2.) There can be some overlap of ideas in the outreach presentation to middle school aged kids, with a definite emphasis on entertaining and highly virtuosic music. At this age, they need to be "impressed;" so, in performing a short program for them, I will often select a composer like Franz Liszt, the "rock star" of his day, and incorporate some interesting and dramatic details about his personal life. They love the fact that someone like Liszt would probably have lit up social media, had it been around in those days! How does his music parallel his life? "Are there equally dramatic and interesting moments in the compositions", I will ask them. Is the acrobatic pianism cool? What about a fascinating composer like Alexander Scriabin, who even composed a beautiful piece for one hand, and crafted it so skillfully that it actually sounds like two hands? "Is this even possible", I challenge them. "Do you think I can do it?" During this interactive process, they learn...they hopefully will remember.

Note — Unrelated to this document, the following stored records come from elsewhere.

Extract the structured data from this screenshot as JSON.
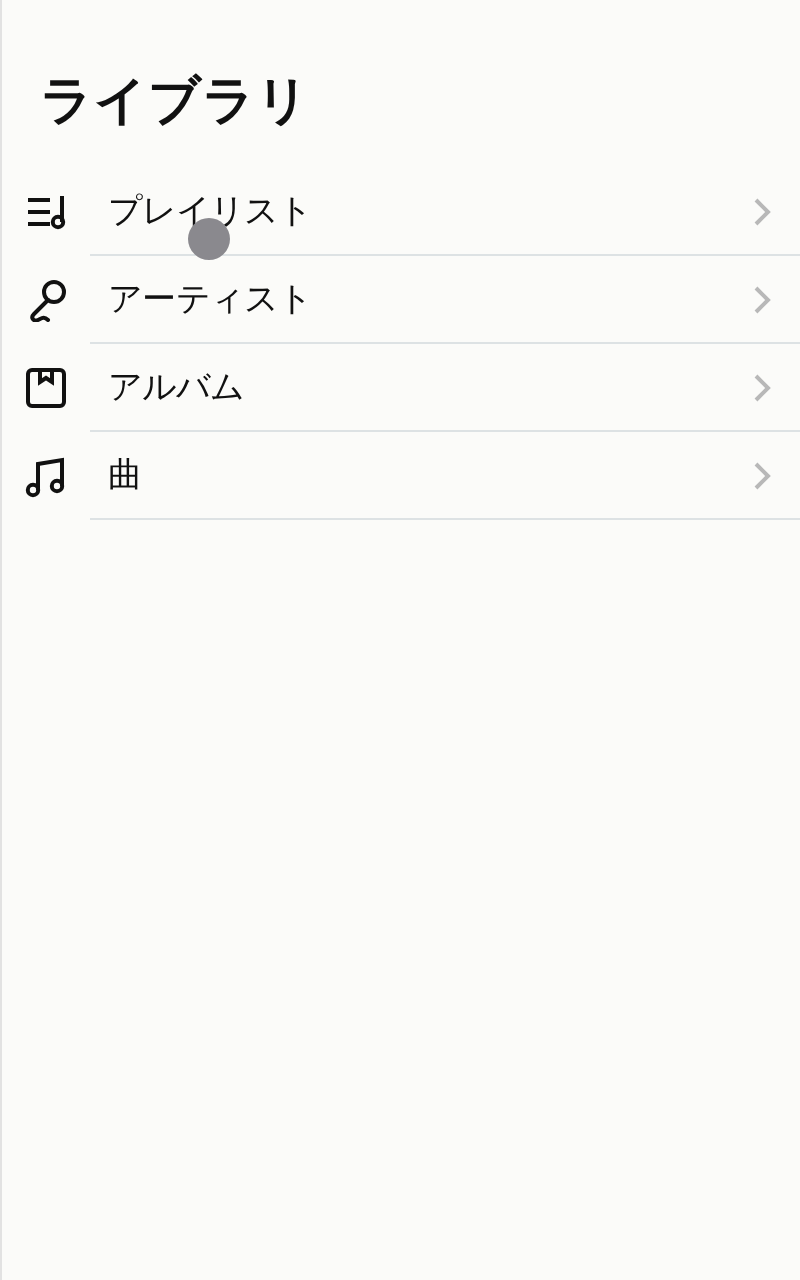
{
  "title": "ライブラリ",
  "items": [
    {
      "kind": "playlist",
      "label": "プレイリスト"
    },
    {
      "kind": "artist",
      "label": "アーティスト"
    },
    {
      "kind": "album",
      "label": "アルバム"
    },
    {
      "kind": "song",
      "label": "曲"
    }
  ],
  "touch_indicator": true
}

3.) Many high school and college level students who have an interest in the performing arts have already reached a certain level of excellence and proficiency. Many, also, are involved not only in studying a particular solo instrument, but might also be involved in the band, orchestra, chorus, and/or theater. As a result, they may be very familiar and interested in melodies by a composer like Andrew Lloyd Webber. I will often include one of my crossover transcriptions in a short program for this level of students, and I will spend a lot of time with them engaged in a Q&A session. Some may even be contemplating a career in the performing arts, and they no doubt will have lots of questions to ask, and be searching for many answers. What's it like attending a school like The Juilliard School? How is life on the road as a touring concert artist? Do you really have to practice all of those hours? How do you handle the business of nerves? Is it possible to keep all of that repertoire memorized?
Students at this stage enjoy the interaction, and certainly want to "pick your brain", especially if this is a field they might be interested in pursuing themselves. It is very important to treat them as adults, and take their questions seriously; at this point in their lives, they are beginning to genuinely understand and respect concepts of hard work and discipline; how important it is that they realize that no matter what field they decide to pursue, those two elements, coupled with sacrifice and sense of priorities, are all paramount to achieving success.
It is so gratifying to give an outreach program the afternoon before the concert, or the morning of the concert day, and see a student with his/her family come through the reception line following the performance. When I hear the words, "Mr. Pandolfi, I loved the outreach program so much, I went home and told my parents about it; we just had to come back and hear more!" Words like that touch my heart and reinforce my own belief that even if I inspire only one student at any outreach program, then I have truly accomplished something worthwhile.